by Surya Karki
According to Annual Report of the Executive Board of the Clean Development Mechanism (CDM) to the Conference of the Parties serving as the meeting of the Parties to the Kyoto Protocol, it has come through another difficult year. The main challenge facing the CDM remains the low level of demand for the certified emission reductions produced by CDM registered project activities and programmes of activities, due ultimately to Parties’ level of ambition to reduce greenhouse gas emissions. And as there wasn’t a mechanism to address the overflow and low demand of carbon credits, the overwhelming supply of CER units has driven the demand and carbon prices down.
The report also states that the number of CDM projects carried out has dropped drastically in comparison to 2005 levels. Since its establishment, the CDM has 7300 projects registered in 94 countries, making it the only mechanism to have implemented projects in several countries. Among the 7300 CDM projects, many have been implemented in countries that already attract the lion’s share of foreign direct investment (FDI), like China and India among others.

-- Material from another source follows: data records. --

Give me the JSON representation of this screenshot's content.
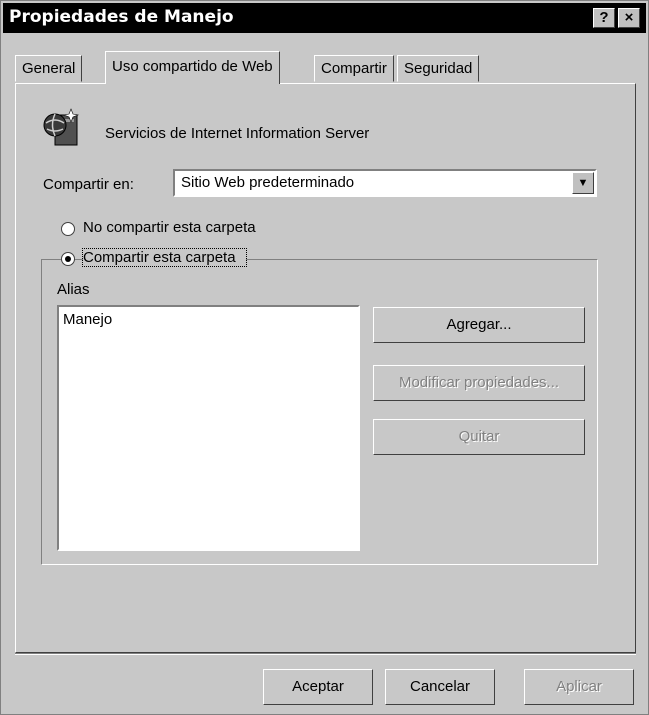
{
  "window": {
    "title": "Propiedades de Manejo",
    "help_button": "?",
    "close_button": "×"
  },
  "tabs": [
    {
      "label": "General",
      "active": false
    },
    {
      "label": "Uso compartido de Web",
      "active": true
    },
    {
      "label": "Compartir",
      "active": false
    },
    {
      "label": "Seguridad",
      "active": false
    }
  ],
  "panel": {
    "service_label": "Servicios de Internet Information Server",
    "service_icon": "iis-globe-icon",
    "share_on_label": "Compartir en:",
    "share_on_value": "Sitio Web predeterminado",
    "radio_no_share": "No compartir esta carpeta",
    "radio_share": "Compartir esta carpeta",
    "selected_option": "Compartir esta carpeta",
    "alias_label": "Alias",
    "aliases": [
      "Manejo"
    ],
    "add_button": "Agregar...",
    "modify_button": "Modificar propiedades...",
    "remove_button": "Quitar"
  },
  "footer": {
    "ok_button": "Aceptar",
    "cancel_button": "Cancelar",
    "apply_button": "Aplicar"
  }
}
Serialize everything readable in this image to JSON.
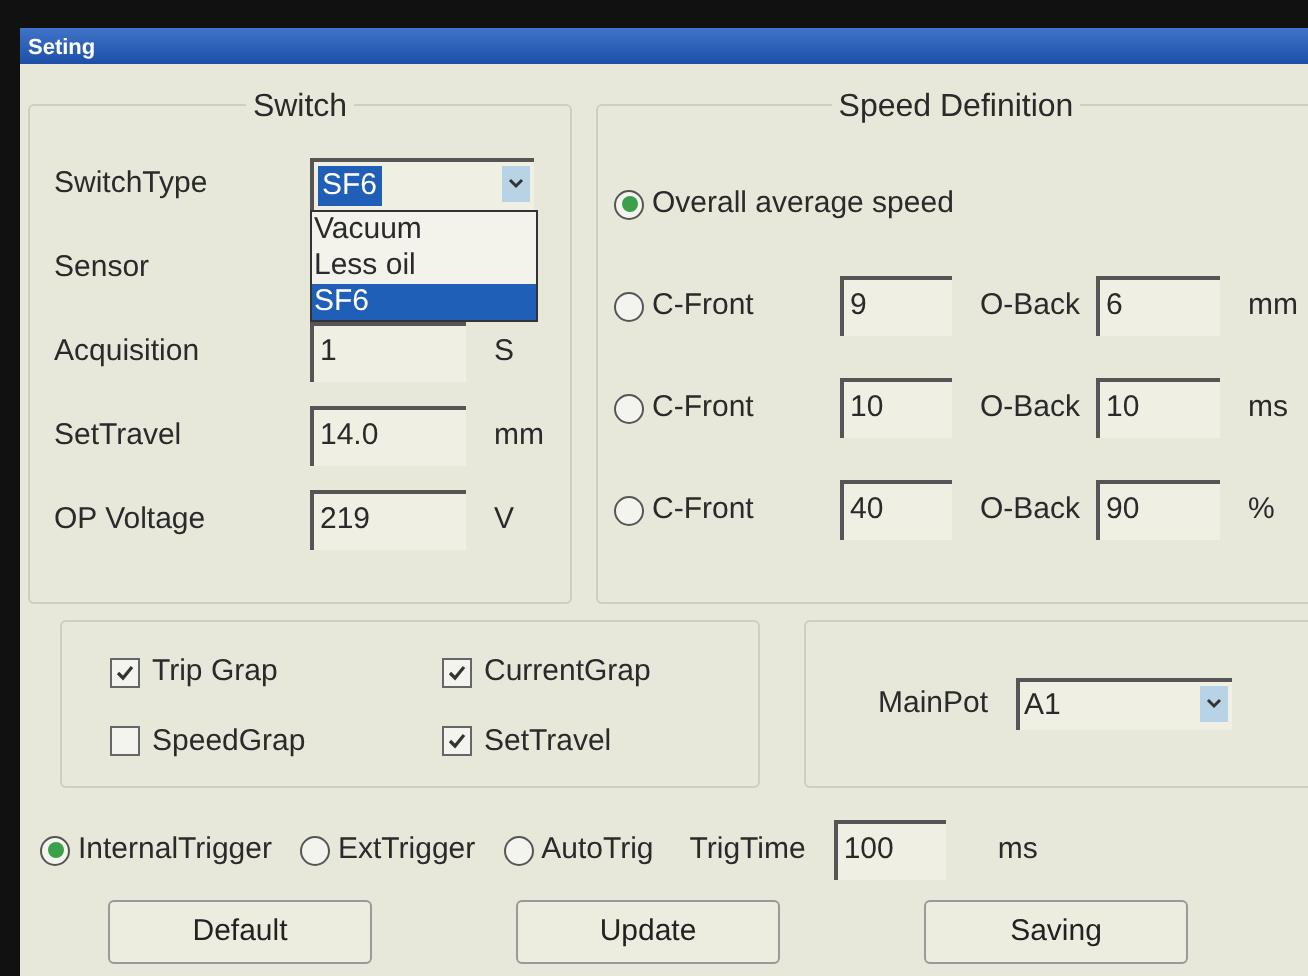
{
  "window": {
    "title": "Seting"
  },
  "switch_group": {
    "title": "Switch",
    "switch_type": {
      "label": "SwitchType",
      "value": "SF6",
      "expanded": true,
      "options": [
        {
          "label": "Vacuum",
          "selected": false
        },
        {
          "label": "Less oil",
          "selected": false
        },
        {
          "label": "SF6",
          "selected": true
        }
      ]
    },
    "fields": [
      {
        "label": "Sensor"
      },
      {
        "label": "Acquisition",
        "value": "1",
        "unit": "S"
      },
      {
        "label": "SetTravel",
        "value": "14.0",
        "unit": "mm"
      },
      {
        "label": "OP Voltage",
        "value": "219",
        "unit": "V"
      }
    ]
  },
  "speed_definition": {
    "title": "Speed Definition",
    "modes": [
      {
        "kind": "overall",
        "label": "Overall average speed",
        "selected": true
      },
      {
        "kind": "pair",
        "label": "C-Front",
        "value": "9",
        "label_2": "O-Back",
        "value_2": "6",
        "unit": "mm",
        "selected": false
      },
      {
        "kind": "pair",
        "label": "C-Front",
        "value": "10",
        "label_2": "O-Back",
        "value_2": "10",
        "unit": "ms",
        "selected": false
      },
      {
        "kind": "pair",
        "label": "C-Front",
        "value": "40",
        "label_2": "O-Back",
        "value_2": "90",
        "unit": "%",
        "selected": false
      }
    ]
  },
  "graphs": [
    {
      "label": "Trip Grap",
      "checked": true
    },
    {
      "label": "CurrentGrap",
      "checked": true
    },
    {
      "label": "SpeedGrap",
      "checked": false
    },
    {
      "label": "SetTravel",
      "checked": true
    }
  ],
  "main_pot": {
    "label": "MainPot",
    "value": "A1"
  },
  "triggers": [
    {
      "label": "InternalTrigger",
      "selected": true
    },
    {
      "label": "ExtTrigger",
      "selected": false
    },
    {
      "label": "AutoTrig",
      "selected": false
    }
  ],
  "trig_time": {
    "label": "TrigTime",
    "value": "100",
    "unit": "ms"
  },
  "buttons": [
    "Default",
    "Update",
    "Saving"
  ]
}
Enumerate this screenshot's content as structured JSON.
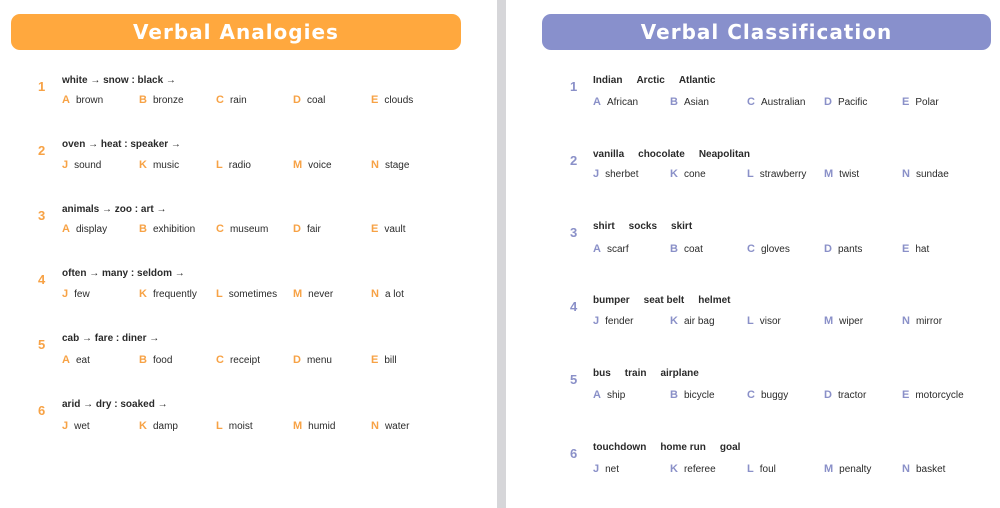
{
  "left": {
    "title": "Verbal Analogies",
    "accent": "#ffa83e",
    "questions": [
      {
        "number": "1",
        "prompt": "white → snow : black →",
        "options": [
          [
            "A",
            "brown"
          ],
          [
            "B",
            "bronze"
          ],
          [
            "C",
            "rain"
          ],
          [
            "D",
            "coal"
          ],
          [
            "E",
            "clouds"
          ]
        ]
      },
      {
        "number": "2",
        "prompt": "oven → heat : speaker →",
        "options": [
          [
            "J",
            "sound"
          ],
          [
            "K",
            "music"
          ],
          [
            "L",
            "radio"
          ],
          [
            "M",
            "voice"
          ],
          [
            "N",
            "stage"
          ]
        ]
      },
      {
        "number": "3",
        "prompt": "animals → zoo : art →",
        "options": [
          [
            "A",
            "display"
          ],
          [
            "B",
            "exhibition"
          ],
          [
            "C",
            "museum"
          ],
          [
            "D",
            "fair"
          ],
          [
            "E",
            "vault"
          ]
        ]
      },
      {
        "number": "4",
        "prompt": "often → many : seldom →",
        "options": [
          [
            "J",
            "few"
          ],
          [
            "K",
            "frequently"
          ],
          [
            "L",
            "sometimes"
          ],
          [
            "M",
            "never"
          ],
          [
            "N",
            "a lot"
          ]
        ]
      },
      {
        "number": "5",
        "prompt": "cab → fare : diner →",
        "options": [
          [
            "A",
            "eat"
          ],
          [
            "B",
            "food"
          ],
          [
            "C",
            "receipt"
          ],
          [
            "D",
            "menu"
          ],
          [
            "E",
            "bill"
          ]
        ]
      },
      {
        "number": "6",
        "prompt": "arid → dry : soaked →",
        "options": [
          [
            "J",
            "wet"
          ],
          [
            "K",
            "damp"
          ],
          [
            "L",
            "moist"
          ],
          [
            "M",
            "humid"
          ],
          [
            "N",
            "water"
          ]
        ]
      }
    ]
  },
  "right": {
    "title": "Verbal Classification",
    "accent": "#8890cc",
    "questions": [
      {
        "number": "1",
        "words": [
          "Indian",
          "Arctic",
          "Atlantic"
        ],
        "options": [
          [
            "A",
            "African"
          ],
          [
            "B",
            "Asian"
          ],
          [
            "C",
            "Australian"
          ],
          [
            "D",
            "Pacific"
          ],
          [
            "E",
            "Polar"
          ]
        ]
      },
      {
        "number": "2",
        "words": [
          "vanilla",
          "chocolate",
          "Neapolitan"
        ],
        "options": [
          [
            "J",
            "sherbet"
          ],
          [
            "K",
            "cone"
          ],
          [
            "L",
            "strawberry"
          ],
          [
            "M",
            "twist"
          ],
          [
            "N",
            "sundae"
          ]
        ]
      },
      {
        "number": "3",
        "words": [
          "shirt",
          "socks",
          "skirt"
        ],
        "options": [
          [
            "A",
            "scarf"
          ],
          [
            "B",
            "coat"
          ],
          [
            "C",
            "gloves"
          ],
          [
            "D",
            "pants"
          ],
          [
            "E",
            "hat"
          ]
        ]
      },
      {
        "number": "4",
        "words": [
          "bumper",
          "seat belt",
          "helmet"
        ],
        "options": [
          [
            "J",
            "fender"
          ],
          [
            "K",
            "air bag"
          ],
          [
            "L",
            "visor"
          ],
          [
            "M",
            "wiper"
          ],
          [
            "N",
            "mirror"
          ]
        ]
      },
      {
        "number": "5",
        "words": [
          "bus",
          "train",
          "airplane"
        ],
        "options": [
          [
            "A",
            "ship"
          ],
          [
            "B",
            "bicycle"
          ],
          [
            "C",
            "buggy"
          ],
          [
            "D",
            "tractor"
          ],
          [
            "E",
            "motorcycle"
          ]
        ]
      },
      {
        "number": "6",
        "words": [
          "touchdown",
          "home run",
          "goal"
        ],
        "options": [
          [
            "J",
            "net"
          ],
          [
            "K",
            "referee"
          ],
          [
            "L",
            "foul"
          ],
          [
            "M",
            "penalty"
          ],
          [
            "N",
            "basket"
          ]
        ]
      }
    ]
  }
}
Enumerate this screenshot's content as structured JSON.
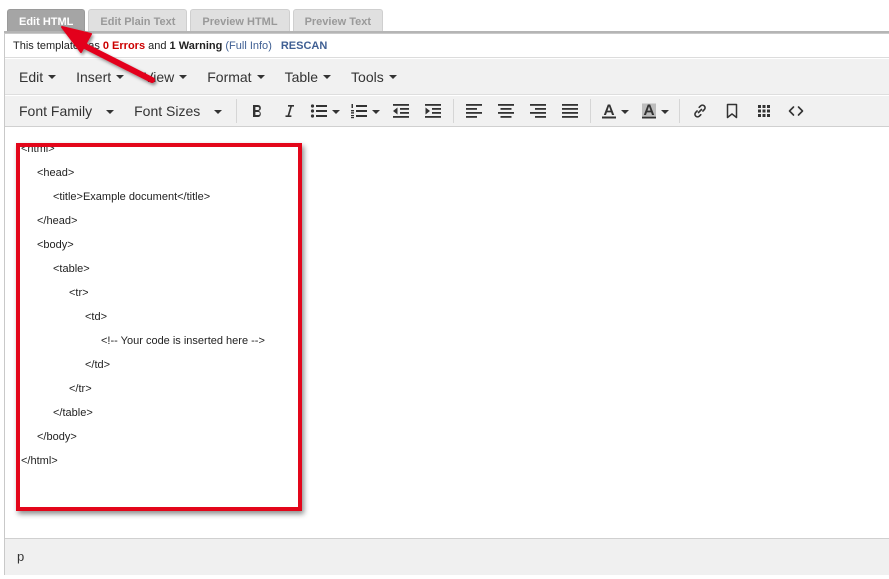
{
  "tabs": [
    {
      "label": "Edit HTML",
      "active": true
    },
    {
      "label": "Edit Plain Text",
      "active": false
    },
    {
      "label": "Preview HTML",
      "active": false
    },
    {
      "label": "Preview Text",
      "active": false
    }
  ],
  "scan_status": {
    "prefix": "This template has ",
    "errors": "0 Errors",
    "middle": " and ",
    "warnings": "1 Warning",
    "open_paren": " (",
    "full_info": "Full Info",
    "close_paren": ")",
    "rescan": "RESCAN"
  },
  "menubar": {
    "items": [
      {
        "label": "Edit"
      },
      {
        "label": "Insert"
      },
      {
        "label": "View"
      },
      {
        "label": "Format"
      },
      {
        "label": "Table"
      },
      {
        "label": "Tools"
      }
    ]
  },
  "toolbar": {
    "font_family": "Font Family",
    "font_sizes": "Font Sizes",
    "buttons": [
      "bold-icon",
      "italic-icon",
      "bullet-list-icon",
      "numbered-list-icon",
      "outdent-icon",
      "indent-icon",
      "align-left-icon",
      "align-center-icon",
      "align-right-icon",
      "justify-icon",
      "text-color-icon",
      "background-color-icon",
      "link-icon",
      "bookmark-icon",
      "table-grid-icon",
      "source-code-icon"
    ]
  },
  "code_lines": [
    {
      "text": "<html>",
      "indent": 0
    },
    {
      "text": "<head>",
      "indent": 1
    },
    {
      "text": "<title>Example document</title>",
      "indent": 2
    },
    {
      "text": "</head>",
      "indent": 1
    },
    {
      "text": "<body>",
      "indent": 1
    },
    {
      "text": "<table>",
      "indent": 2
    },
    {
      "text": "<tr>",
      "indent": 3
    },
    {
      "text": "<td>",
      "indent": 4
    },
    {
      "text": "<!-- Your code is inserted here -->",
      "indent": 5
    },
    {
      "text": "</td>",
      "indent": 4
    },
    {
      "text": "</tr>",
      "indent": 3
    },
    {
      "text": "</table>",
      "indent": 2
    },
    {
      "text": "</body>",
      "indent": 1
    },
    {
      "text": "</html>",
      "indent": 0
    }
  ],
  "status_bar": {
    "path": "p"
  },
  "colors": {
    "highlight": "#e3061a",
    "error_text": "#cc0000",
    "link_text": "#3f5f93",
    "active_tab": "#a5a5a5",
    "toolbar_bg": "#f1f1f1"
  }
}
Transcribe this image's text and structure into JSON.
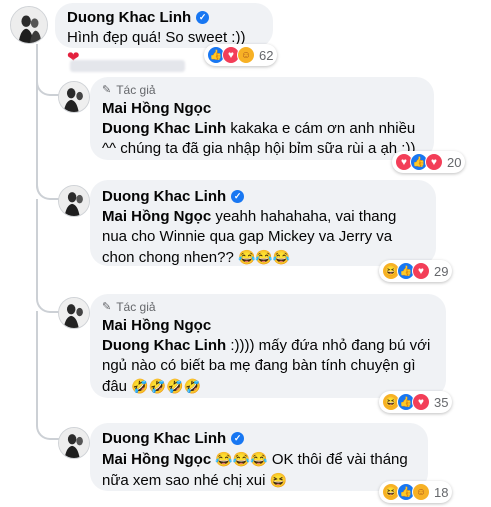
{
  "top_comment": {
    "author": "Duong Khac Linh",
    "text": "Hình đẹp quá! So sweet :))",
    "reaction_count": "62"
  },
  "replies": [
    {
      "author_badge": "Tác giả",
      "author": "Mai Hồng Ngọc",
      "mention": "Duong Khac Linh",
      "text": "kakaka e cám ơn anh nhiều ^^ chúng ta đã gia nhập hội bỉm sữa rùi a ạh :))",
      "reaction_count": "20"
    },
    {
      "author": "Duong Khac Linh",
      "mention": "Mai Hồng Ngọc",
      "text": "yeahh hahahaha, vai thang nua cho Winnie qua gap Mickey va Jerry va chon chong nhen??",
      "emoji_tail": "😂😂😂",
      "reaction_count": "29"
    },
    {
      "author_badge": "Tác giả",
      "author": "Mai Hồng Ngọc",
      "mention": "Duong Khac Linh",
      "text": ":)))) mấy đứa nhỏ đang bú với ngủ nào có biết ba mẹ đang bàn tính chuyện gì đâu",
      "emoji_tail": "🤣🤣🤣🤣",
      "reaction_count": "35"
    },
    {
      "author": "Duong Khac Linh",
      "mention": "Mai Hồng Ngọc",
      "emoji_mid": "😂😂😂",
      "text": "OK thôi để vài tháng nữa xem sao nhé chị xui",
      "emoji_tail": "😆",
      "reaction_count": "18"
    }
  ],
  "colors": {
    "bubble": "#f0f2f5",
    "verified": "#1877f2",
    "secondary_text": "#65676b"
  }
}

While the “C” in CDM stands for “Clean,” the definition of this word is so vague that even “clean coal” projects can be part of it. The astonishing fact is that most CDM credits are made up of “clean coal” project credits. Thus, through this mechanism there is no actual CO2 emission reduction. The “reduction” in CO2 gases from CDM projects, which are counted as credits towards mitigation commitment for the implementing country, is a demonstration of false mitigation commitments by Annex I parties. Read more…